Recently, an education leader remarked to me that “the concept of a computer lab is obsolete”. The comment surprised me. In our blended learning research at the Christensen Institute, we see schools implement blending learning using technology along a wide spectrum, from a lab of desktops to 1:1 hand-held devices, 3D printers, VR headsets, and more. We also observe that at the end of the day, technology isn’t the most important component of a strong blended-learning program. Rather, good pedagogy partnered strategically with technology (even a plain-old computer lab) holds great potential to make a powerful learning impact.
In fact, computer labs are still a key stepping stone for many schools aiming to transform instruction. Both in the US and beyond, many schools want to leverage the opportunities that come with online learning, but don’t have the resources and bandwidth (literally) for the latest devices and the infrastructure that more and newer technology requires.
In our BLU directory, many schools profiled are differentiating in important ways for their students, in part thanks to access to a computer lab. The Lab Rotation is a popular blended-learning model that integrates teacher-facilitated online learning in a lab setting with face-to-face instruction and other offline learning modalities in the classroom. Last year, the Institute’s BLU team took a deeper look at blended learning beyond the US. Based on that research, one of the most common models we found adopted by schools across Brazil, Malaysia, and South Africa was indeed the Lab Rotation. Overall, in our BLU database of 640 schools and districts (and counting), there are over 100 examples of schools implementing this computer lab-based model, from Louisiana to California to India.
Computer labs in action today
What’s happening in these models? Let’s look at a few Lab Rotation profiles from the BLU to see how and why this model can make a difference when it comes to enhancing students’ learning.
At this private school in Mumbai, Lab Rotation allows half the class (a hefty 30 students) to spend time on technology while the other half receives individualized support from the teacher. The lead teacher instructs students in the classroom while a teaching assistant facilitates learning in the computer lab. The groups rotate between these two “stations” on alternating days.
In the computer lab, students are engaged on a self-paced, adaptive learning program called Zaya. The teaching assistant in the lab looks at student data from Zaya to better support individual students with their online learning. Guru Nanak adopted the Lab Rotation model as a feasible means of differentiating instruction in such a large class. The school reports that now all learners can make progress in the curriculum on any given day. The teaching assistant, with data from Zaya, reinforces this by providing students with personalized learning reports to help the student and both teachers track progress transparently.
Blended learning is about creating a flexible space where teachers leverage tools—tutors, online learning programs and their peers—to engage kids in a personalized-learning experience. To this end, this California CMO has been implementing Lab Rotation for over a decade. In Rocketship’s model, students spend most of their day in the classroom setting. About half of the day is spent in a humanities block and a quarter of the day is spent in a math block, with separate teachers who specialize in their respective subjects.
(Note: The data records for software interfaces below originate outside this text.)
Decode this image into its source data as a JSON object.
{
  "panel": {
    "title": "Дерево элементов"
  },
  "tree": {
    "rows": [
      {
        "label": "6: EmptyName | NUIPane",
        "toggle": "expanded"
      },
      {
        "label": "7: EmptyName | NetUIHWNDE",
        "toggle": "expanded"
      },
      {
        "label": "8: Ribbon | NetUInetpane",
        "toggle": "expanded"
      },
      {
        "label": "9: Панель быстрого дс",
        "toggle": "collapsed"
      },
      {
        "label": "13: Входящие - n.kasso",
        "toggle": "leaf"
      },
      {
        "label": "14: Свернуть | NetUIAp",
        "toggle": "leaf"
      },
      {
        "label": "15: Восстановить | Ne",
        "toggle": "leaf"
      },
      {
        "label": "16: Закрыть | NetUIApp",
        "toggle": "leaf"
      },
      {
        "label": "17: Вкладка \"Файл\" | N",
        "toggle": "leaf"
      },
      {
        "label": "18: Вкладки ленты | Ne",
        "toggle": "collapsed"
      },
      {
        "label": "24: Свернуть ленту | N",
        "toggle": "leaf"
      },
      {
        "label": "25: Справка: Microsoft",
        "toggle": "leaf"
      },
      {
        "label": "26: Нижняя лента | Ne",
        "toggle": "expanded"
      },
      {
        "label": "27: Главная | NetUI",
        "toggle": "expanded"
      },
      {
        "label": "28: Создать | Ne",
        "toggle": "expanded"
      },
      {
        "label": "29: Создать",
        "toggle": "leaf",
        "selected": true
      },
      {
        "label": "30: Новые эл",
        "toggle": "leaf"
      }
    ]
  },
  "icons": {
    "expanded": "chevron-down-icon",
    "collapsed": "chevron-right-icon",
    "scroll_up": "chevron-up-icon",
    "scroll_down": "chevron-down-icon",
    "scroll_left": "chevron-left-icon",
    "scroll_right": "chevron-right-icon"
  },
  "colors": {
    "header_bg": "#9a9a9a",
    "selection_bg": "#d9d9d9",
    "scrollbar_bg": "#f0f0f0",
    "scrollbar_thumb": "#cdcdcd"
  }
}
Students receive large group instruction, experience small-group and team learning supported by iPads and Chromebooks, and receive targeted intervention from their classroom teacher. Students then rotate into Rocketship’s Learning Lab for adaptive online learning, additional small group instruction, team learning and targeted intervention—all led by Rocketship tutors. The learning lab is led by individual learning specialists with the support of assistant principals.
The biggest results of Rocketship’s Lab Rotation? “High level of student engagement and ownership in their learning. Teachers and students actively use their data to reach and understand student goals. Teachers are strategically planning lessons based on student data,” according to Rocketship Public Schools.
Rocketship’s Lab Rotation approach also inspired SPARK Schools to launch a new kind of education program in South Africa fueled by a similar blended-learning model. Like Rocketship, SPARK Schools started with a Lab Rotation model in its primary grades and over time has developed a Flex/Individual Rotation hybrid model for its upper-elementary and middle school students. Yet Lab Rotation remains a core piece of the lower primary learning design. SPARK has become a beacon for blended-learning implementation in South Africa as it scales a quality alternative to public education that is also affordable.
Do computer labs symbolize the “future of learning”? Probably not, particularly as mobile penetration grows rapidly. But with pedagogical savvy, educators continue to take advantage of them to help create better learning experiences for students in the present.
Which blended-learning model(s) do educators use in your school or district? Use a BLU profile as a platform to tell your story.